Boiler efficiency is a quantity that indicates the relationship between input energy entering the boiler with output energy produced by the boiler. However, the efficiency of the boiler can be defined in three ways:
- Combustion Efficiency
- Thermal Efficiency
- Fuel-Efficiency Steam (Fuel-to-Steam)
Combustion boiler efficiency generally describes the ability of a burner to burn the entire fuel into the boiler combustion chamber (furnace). The efficiency of this type is calculated from the amount of fuel that does not burn along with the amount of air combustion air (air excess). Burning boiler can be said to be efficient if there is no remaining fuel in the end outlet of boiler combustion chamber, so does the number of residual air.
To obtain high combustion efficiency, burner and boiler combustion chamber must be designed as optimal as possible. On the other hand differences in the use of fuels also affect the efficiency of combustion. It is known that liquid fuel and gas (LNG and HSD) produce higher combustion efficiency than solid fuels such as coal.
Calculating the combustion efficiency of the boiler is not difficult, we just need to reduce the total amount of heat energy released by thermal energy burning that passes out through the stack (chimney) divided by the total heat energy.
: boiler combustion efficiency (%)
: The total heat of combustion energy (calories; Joule)
: Heat energy passing out through the chimney (calories; Joule)

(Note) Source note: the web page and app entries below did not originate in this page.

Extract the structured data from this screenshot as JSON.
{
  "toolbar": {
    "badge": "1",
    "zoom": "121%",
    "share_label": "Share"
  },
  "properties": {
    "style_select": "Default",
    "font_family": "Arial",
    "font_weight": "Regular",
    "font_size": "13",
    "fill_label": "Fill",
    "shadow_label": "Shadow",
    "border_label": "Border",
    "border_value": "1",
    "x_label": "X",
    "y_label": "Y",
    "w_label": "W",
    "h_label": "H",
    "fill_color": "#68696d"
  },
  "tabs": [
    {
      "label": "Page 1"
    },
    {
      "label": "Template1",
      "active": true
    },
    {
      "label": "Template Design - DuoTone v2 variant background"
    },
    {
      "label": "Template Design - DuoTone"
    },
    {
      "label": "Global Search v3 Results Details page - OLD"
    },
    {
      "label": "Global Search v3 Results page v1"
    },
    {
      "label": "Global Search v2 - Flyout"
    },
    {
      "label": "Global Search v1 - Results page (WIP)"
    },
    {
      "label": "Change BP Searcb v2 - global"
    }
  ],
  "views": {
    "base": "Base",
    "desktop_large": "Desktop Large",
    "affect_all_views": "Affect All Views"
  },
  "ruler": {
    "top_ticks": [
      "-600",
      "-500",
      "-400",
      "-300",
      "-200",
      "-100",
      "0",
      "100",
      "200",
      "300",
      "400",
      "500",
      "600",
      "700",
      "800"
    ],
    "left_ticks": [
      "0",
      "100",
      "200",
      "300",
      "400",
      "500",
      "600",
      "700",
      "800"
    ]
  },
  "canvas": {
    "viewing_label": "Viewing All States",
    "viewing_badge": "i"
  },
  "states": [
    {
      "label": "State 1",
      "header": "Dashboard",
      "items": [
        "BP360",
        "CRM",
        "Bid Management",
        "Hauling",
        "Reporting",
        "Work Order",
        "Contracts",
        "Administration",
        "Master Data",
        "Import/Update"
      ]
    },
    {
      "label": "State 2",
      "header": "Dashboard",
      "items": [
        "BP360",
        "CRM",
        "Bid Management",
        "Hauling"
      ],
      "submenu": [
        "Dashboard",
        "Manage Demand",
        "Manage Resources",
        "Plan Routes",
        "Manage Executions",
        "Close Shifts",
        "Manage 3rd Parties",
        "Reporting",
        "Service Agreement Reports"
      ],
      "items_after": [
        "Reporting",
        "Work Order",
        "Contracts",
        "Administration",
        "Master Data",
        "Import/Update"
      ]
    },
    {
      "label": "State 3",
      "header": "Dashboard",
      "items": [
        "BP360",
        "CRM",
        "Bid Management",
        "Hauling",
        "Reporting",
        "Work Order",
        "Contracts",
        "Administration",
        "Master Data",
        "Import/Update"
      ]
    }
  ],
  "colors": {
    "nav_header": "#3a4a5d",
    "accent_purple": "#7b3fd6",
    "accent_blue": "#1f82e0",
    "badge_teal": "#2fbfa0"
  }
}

The only difficult thing in calculating the combustion efficiency is how to pursuit the optimal number. Combustion efficiency is characterized by the overall fuel burning in the combustion chamber. While the control parameters are used to ensure the overall fuel burning, is the amount of air combustion (air excess) coming out through the stack. The more the amount of air excess coming out through the chimney, then the more likely the amount of unburned fuel can pass through the chimney. But you should remember that the more the amount of excess water passing through the chimney, the amount of heat energy escaping the rest of airborne is also growing. Therefore there is an optimum number of excess amounts of air, so that the boiler combustion efficiency can obtain the most optimal number.
Appears in the graph illustration above that the higher the amount of air (oxygen) passing through the stack, the smaller amount of fuel including carbon monoxide burned imperfectly. But as we have discussed above, the higher the amount of air excess, so the combustion efficiency chart is going to go back down, since the heat energy was coming away with the rest of the air. Then certainly there is an optimum value of the air excess to obtain the best combustion efficiency. As an illustration, the optimum value of air excess to the combustion of natural gas is 5 to 10%, liquid fuel at the rate of 5 to 20%, and 15 to 60% for coal combustion.
Boiler thermal efficiency shows how the performance in terms of its function as a heat exchanger. The efficiency calculation will show how effective the transfer of heat energy from the combustion process of fuel into the air. However, the efficiency calculation is not very accurate, because it does not account for the loss of heat radiation and convection that are not absorbed by water. In addition, the calculation of the thermal efficiency of the boiler cannot be used for economic analysis, because these calculation doesn’t take notice carefully the amount of fuel consumed. On this basis we will not discuss more about the calculation of the thermal efficiency of the boiler.